Treatment of “El Gordo”?
As indicated above, the current German Interstate Treaty on Gambling (“Interstate Treaty”) provides for a strict state monopoly on lotteries. Online brokering of authorised state lotteries may be allowed under specific high requirements, see § 4 para. 5 Interstate Treaty. Other lotteries than admitted state lotteries must not be offered in Germany to German customers.
The German state monopoly on lotteries could be particularly shaky when we are dealing with brokering the participation in authorised lotteries from other EU member states. Although it has been repeatedly stated by the CJEU that there is no obligation to acknowledge gambling licences from other member states, such holding does certainly not preclude considering, in turn, foreign licences under German law. If only state entities offer lottery services, this may contribute to pursue the channeling function mentioned above as one legitimate aim of the state monopoly. German state lotteries usually argue that the organisation of secondary lotteries would interfere with such legitimate aim, arguing that private entities are not as reliable as state operators. In this context, state lotteries support the argument that private entities would be subject to their profit intentions while state operators would primarily pursue the legitimate channeling function.
On the other hand, the arguments used by German state lotteries in relation to secondary lotteries do not apply (at least not to the same extent) in relation to brokering an official lottery authorised in another EU member state such as “El Gordo”. Even more because “El Gordo” is also organised by a state entity called “Loterías y Apuestas del Estado”. Besides, the addictive potential of “El Gordo” is rather low. In general, the addictive degree is certainly higher the more repetitions are possible within a very short time frame. “El Gordo”, however, is far from being a highly addictive and repetitious game. It is probably not more addictive than Christmas itself. Cynical voices may state that Christmas is where you once a year buy gifts as a “stake” in the hope of receiving something (more) valuable in turn…

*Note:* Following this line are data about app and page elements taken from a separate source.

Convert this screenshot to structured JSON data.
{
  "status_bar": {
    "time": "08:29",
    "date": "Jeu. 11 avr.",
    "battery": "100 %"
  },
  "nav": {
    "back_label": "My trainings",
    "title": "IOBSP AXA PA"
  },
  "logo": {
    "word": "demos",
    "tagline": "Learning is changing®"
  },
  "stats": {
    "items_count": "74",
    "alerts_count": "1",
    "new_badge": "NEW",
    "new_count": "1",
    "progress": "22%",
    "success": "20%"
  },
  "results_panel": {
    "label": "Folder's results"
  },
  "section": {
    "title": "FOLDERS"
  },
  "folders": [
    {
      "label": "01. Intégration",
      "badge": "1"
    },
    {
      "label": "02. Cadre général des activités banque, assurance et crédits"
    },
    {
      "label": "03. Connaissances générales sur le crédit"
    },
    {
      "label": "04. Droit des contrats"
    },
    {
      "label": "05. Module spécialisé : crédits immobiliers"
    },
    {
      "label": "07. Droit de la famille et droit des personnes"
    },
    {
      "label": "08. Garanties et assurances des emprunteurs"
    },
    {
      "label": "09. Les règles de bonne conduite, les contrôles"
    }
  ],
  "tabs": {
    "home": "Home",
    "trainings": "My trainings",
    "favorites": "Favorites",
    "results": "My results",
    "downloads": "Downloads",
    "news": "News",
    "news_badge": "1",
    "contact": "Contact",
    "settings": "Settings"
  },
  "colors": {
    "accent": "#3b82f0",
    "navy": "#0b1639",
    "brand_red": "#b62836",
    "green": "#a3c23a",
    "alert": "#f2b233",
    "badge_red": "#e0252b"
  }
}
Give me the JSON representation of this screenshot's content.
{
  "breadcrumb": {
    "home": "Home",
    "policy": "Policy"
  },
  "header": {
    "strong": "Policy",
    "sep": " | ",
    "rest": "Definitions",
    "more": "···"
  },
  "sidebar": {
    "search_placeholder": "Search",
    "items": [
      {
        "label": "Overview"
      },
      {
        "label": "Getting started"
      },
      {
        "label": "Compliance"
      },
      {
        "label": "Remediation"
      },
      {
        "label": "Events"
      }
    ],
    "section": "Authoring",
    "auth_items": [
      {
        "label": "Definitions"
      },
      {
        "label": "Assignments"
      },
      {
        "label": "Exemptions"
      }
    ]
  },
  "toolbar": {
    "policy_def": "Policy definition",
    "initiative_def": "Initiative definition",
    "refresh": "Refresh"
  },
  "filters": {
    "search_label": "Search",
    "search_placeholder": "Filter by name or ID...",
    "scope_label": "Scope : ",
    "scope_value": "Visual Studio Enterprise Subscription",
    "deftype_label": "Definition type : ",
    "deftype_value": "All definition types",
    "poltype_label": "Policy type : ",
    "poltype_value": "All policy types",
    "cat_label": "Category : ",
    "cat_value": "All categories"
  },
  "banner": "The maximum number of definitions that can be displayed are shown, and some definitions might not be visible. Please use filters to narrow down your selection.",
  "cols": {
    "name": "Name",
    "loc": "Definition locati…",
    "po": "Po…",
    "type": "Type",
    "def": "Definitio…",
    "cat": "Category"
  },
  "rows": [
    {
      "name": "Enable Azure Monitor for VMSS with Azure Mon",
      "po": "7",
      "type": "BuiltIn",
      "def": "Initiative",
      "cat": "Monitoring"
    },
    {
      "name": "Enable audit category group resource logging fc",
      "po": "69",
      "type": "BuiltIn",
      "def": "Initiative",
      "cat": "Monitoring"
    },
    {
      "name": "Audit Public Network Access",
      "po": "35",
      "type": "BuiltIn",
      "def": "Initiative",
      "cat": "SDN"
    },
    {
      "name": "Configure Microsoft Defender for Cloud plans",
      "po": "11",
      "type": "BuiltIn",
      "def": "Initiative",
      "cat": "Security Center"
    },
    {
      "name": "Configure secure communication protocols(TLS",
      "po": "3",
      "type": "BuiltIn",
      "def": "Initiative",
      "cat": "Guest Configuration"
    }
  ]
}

Treatment of “El Gordo” advertising
The amount and presence of “El Gordo” advertising across German media during the past Christmas period has been rather striking given that advertising for illegal gambling is also to be deemed illegal under the current domestic German legal framework. To my knowledge, it is not possible to apply for an advertising permit regarding the brokerage of “El Gordo” participation. There could be two reasons for the apparent “leniency approach”, namely (i) that the vast number of online brokering offers makes enforcement virtually impossible, or (ii) there is some kind of “tacit approval” taking into account the privileged status of “El Gordo” compared to private (foreign) secondary lottery operators.
The example of “El Gordo” reveals once more the complete standstill and legal uncertainty within the German gambling landscape. It should also showcase the alternative of a more flexible case-by-case analysis than the complete and rigid prohibitive approach the Gambling Interstate Treaty currently pursues in many occasions.